One of the key topics of discussion at the hearing will be the future of the charitable deduction—the write-offs that high-income people can get for their charitable donations.
The Chronicle recently produced a pair of videos that explain the charitable deduction—and what’s at stake if lawmakers decide to change how the deduction works. You can check them out below.
October 13, 2011, 9:44 am
President Obama’s effort to limit deductions for wealthy people, including those for charitable gifts, in his jobs bill may have died last week, but charitable deductions will be front and center in a Capitol Hill hearing next week.
The Senate’s powerful Finance Committee will host a hearing next week that will discuss how some key proposals to change the federal tax code would affect nonprofits.
Testifying at the hearing will be Brian Gallagher, president of United Way Worldwide, and Dallin H. Oaks, a leader of the Church of Jesus Christ of Latter-day Saints. Other witnesses include government and college scholars who have examined the charitable deduction.
The hearing will take place Tuesday at 10 a.m. Eastern time and will be broadcast online.
To see more about the charitable deduction, go to this special section of The Chronicle’s Web site.
October 6, 2011, 6:14 pm
President Obama’s plan to limit the value of charitable deductions for wealthy people would cost nonprofits at least $2.9-billion and perhaps as much as $5.6-billion, according to a study to be unveiled Friday.
Economists examined how people would be affected by Mr. Obama’s plan to limit to 28 percent the amount affluent people could write off in all itemized deductions. People in the highest income bracket now can write off 35 percent of their deductions, including those for gifts to charity.
Charities have been strongly opposed to Mr. Obama’s effort to limit the incentive to give, especially at a time when giving has dropped because of the bad economy.
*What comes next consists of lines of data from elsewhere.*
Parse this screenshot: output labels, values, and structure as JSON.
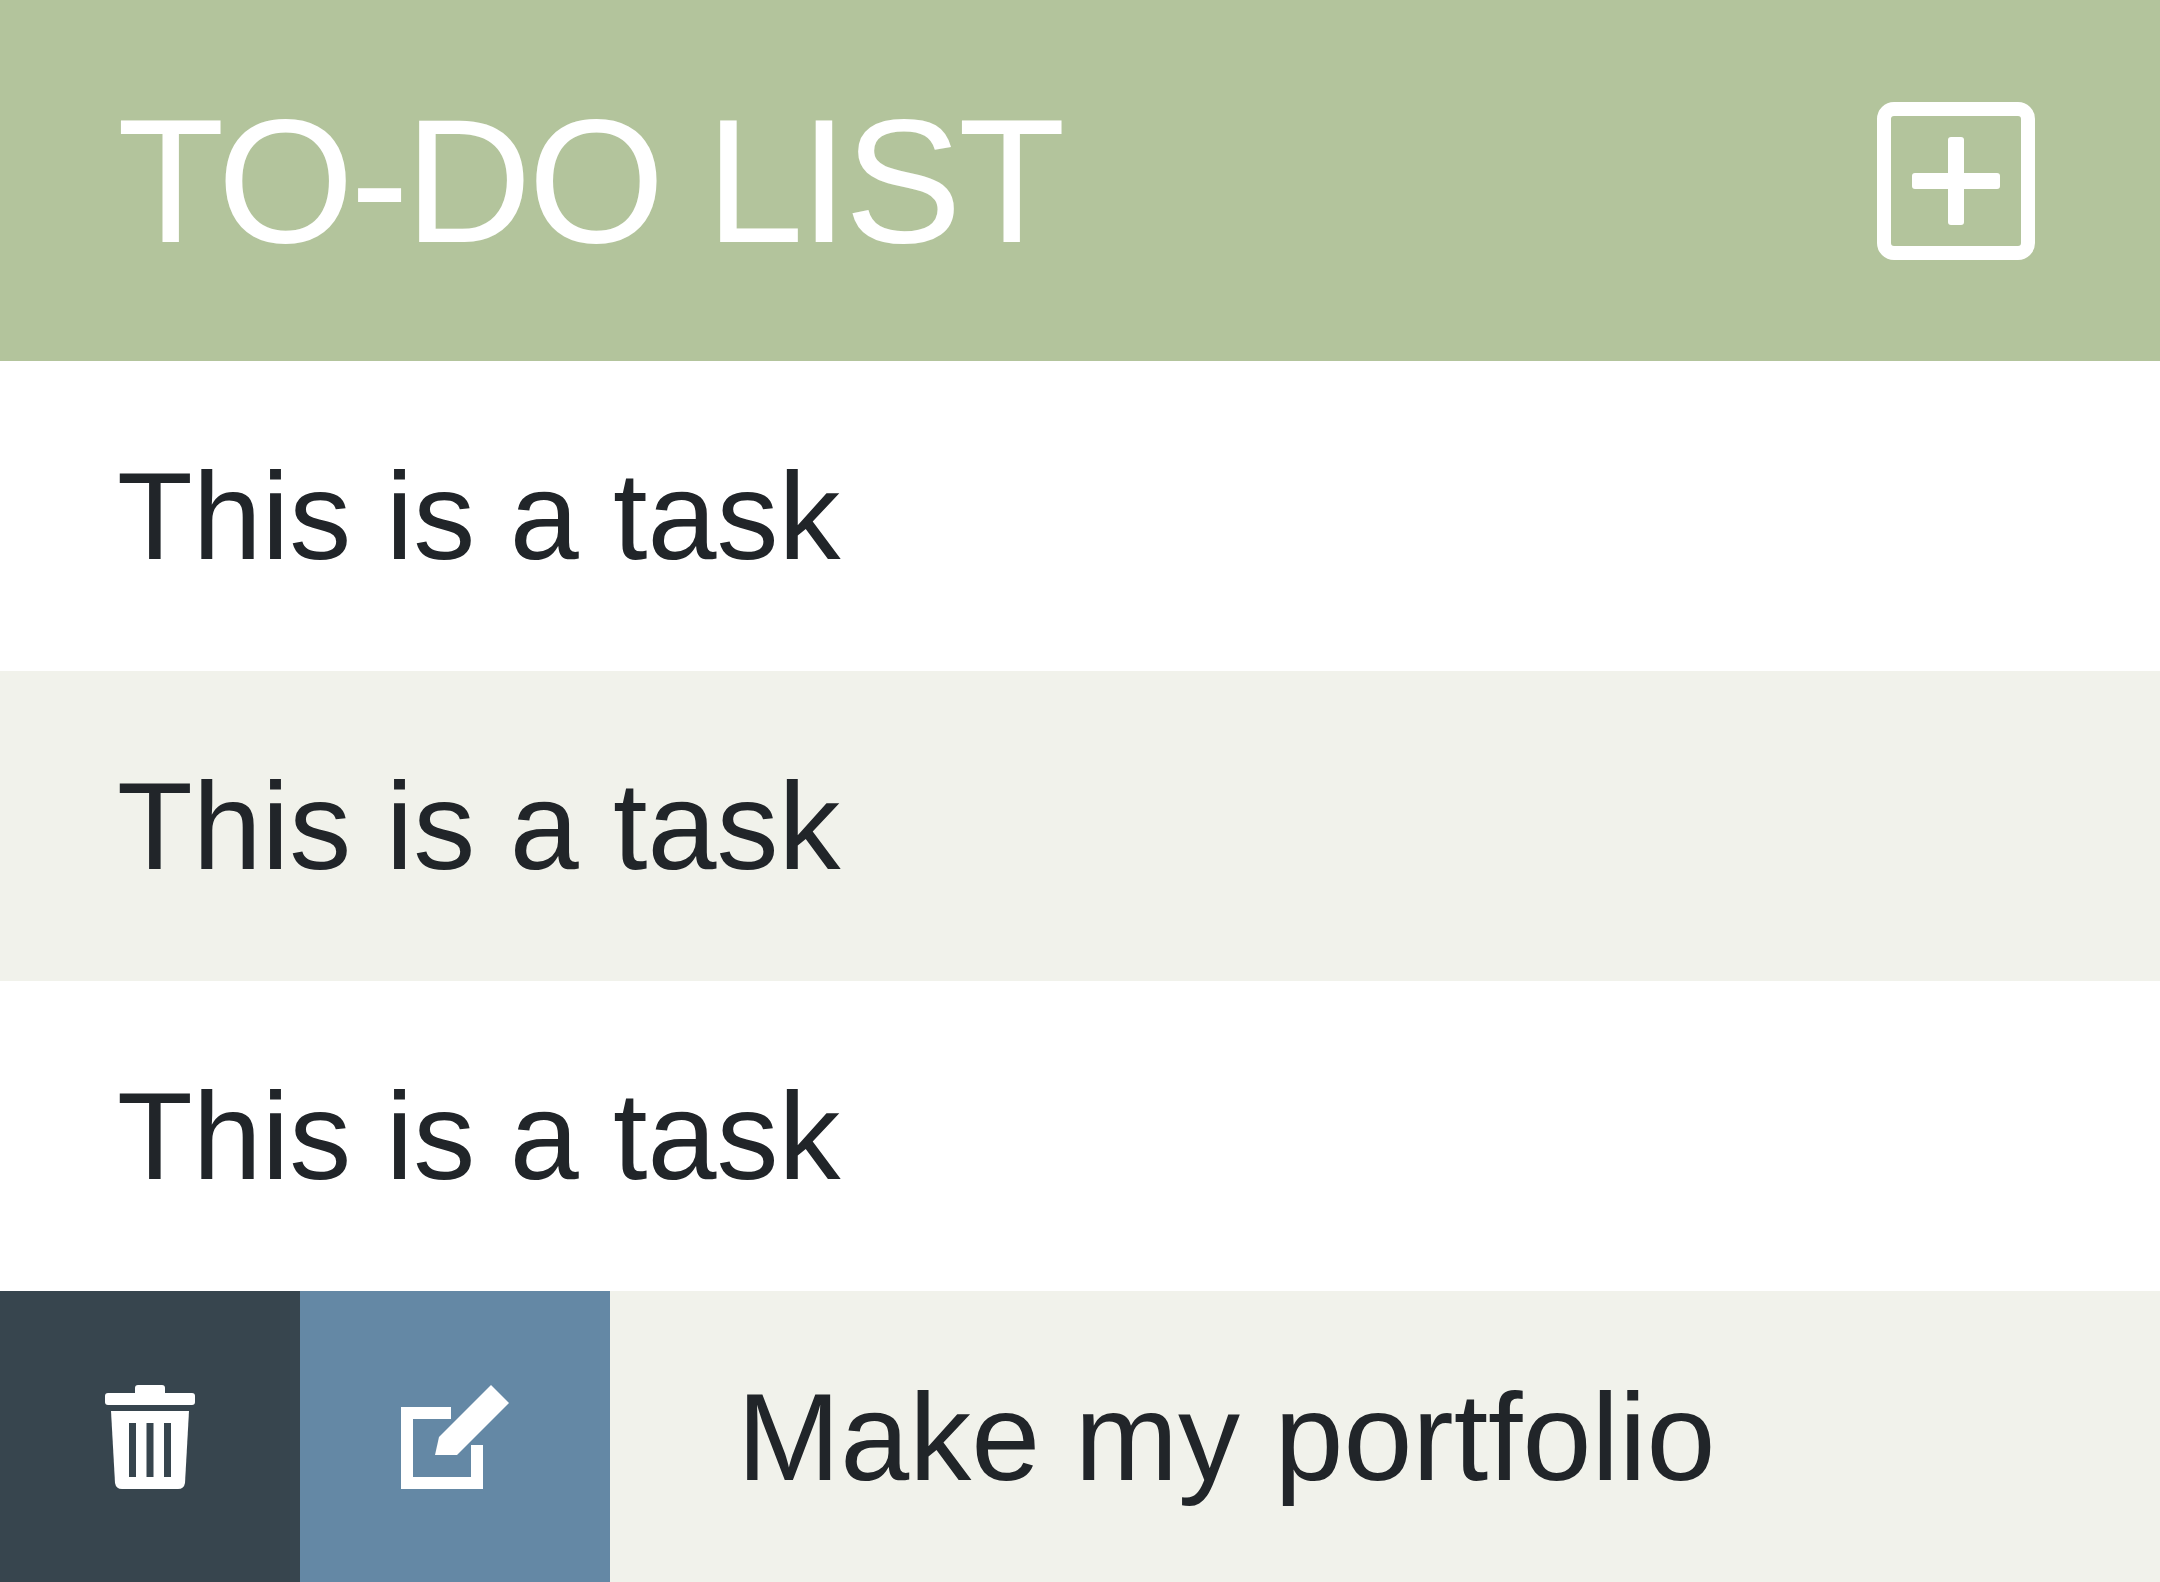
{
  "header": {
    "title": "TO-DO LIST"
  },
  "tasks": [
    {
      "text": "This is a task",
      "actions_shown": false
    },
    {
      "text": "This is a task",
      "actions_shown": false
    },
    {
      "text": "This is a task",
      "actions_shown": false
    },
    {
      "text": "Make my portfolio",
      "actions_shown": true
    }
  ]
}
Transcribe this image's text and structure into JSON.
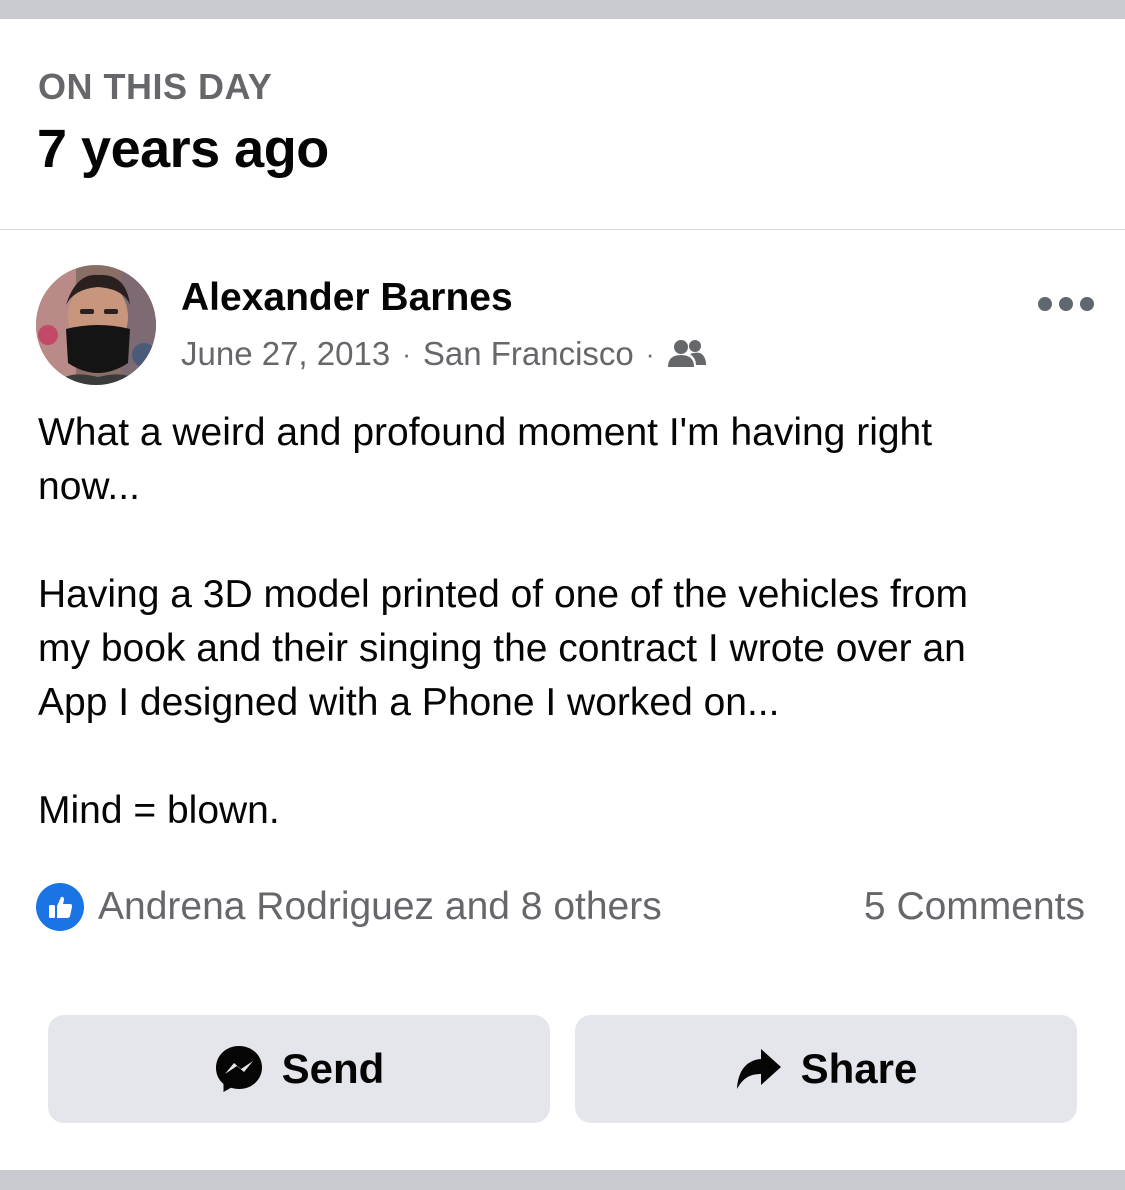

The new research will be presented Friday at a conference by the Urban Institute’s Center on Nonprofits and Philanthropy and was one of several forthcoming projects paid for by a $1-million research grant from the Bill &…
September 15, 2011, 9:32 am
Nonprofits are gearing up to fight President Obama’s plan to pay for his jobs bill in part by limiting charitable deductions. Mr. Obama wants to limit the amount all wealthy people can write off for charitable gifts as well as housing, medical expenses, and other items.
Nonprofit leaders say that a curb on deductions will stifle giving and that charity write-offs make up only a small percentage of the money the federal treasury loses in deductions by the wealthy.
In 2009, 46.4 million taxpayers claimed the itemized deduction, with the deduction for charitable donations totaling an estimated $158-billion, according to the Internal Revenue Service. That total accounts for 13 percent of all of the itemized deductions claimed that year. By comparison, taxpayers claimed an estimated $442-billion in deductions for mortgage interest and $432 billion for state and local taxes and…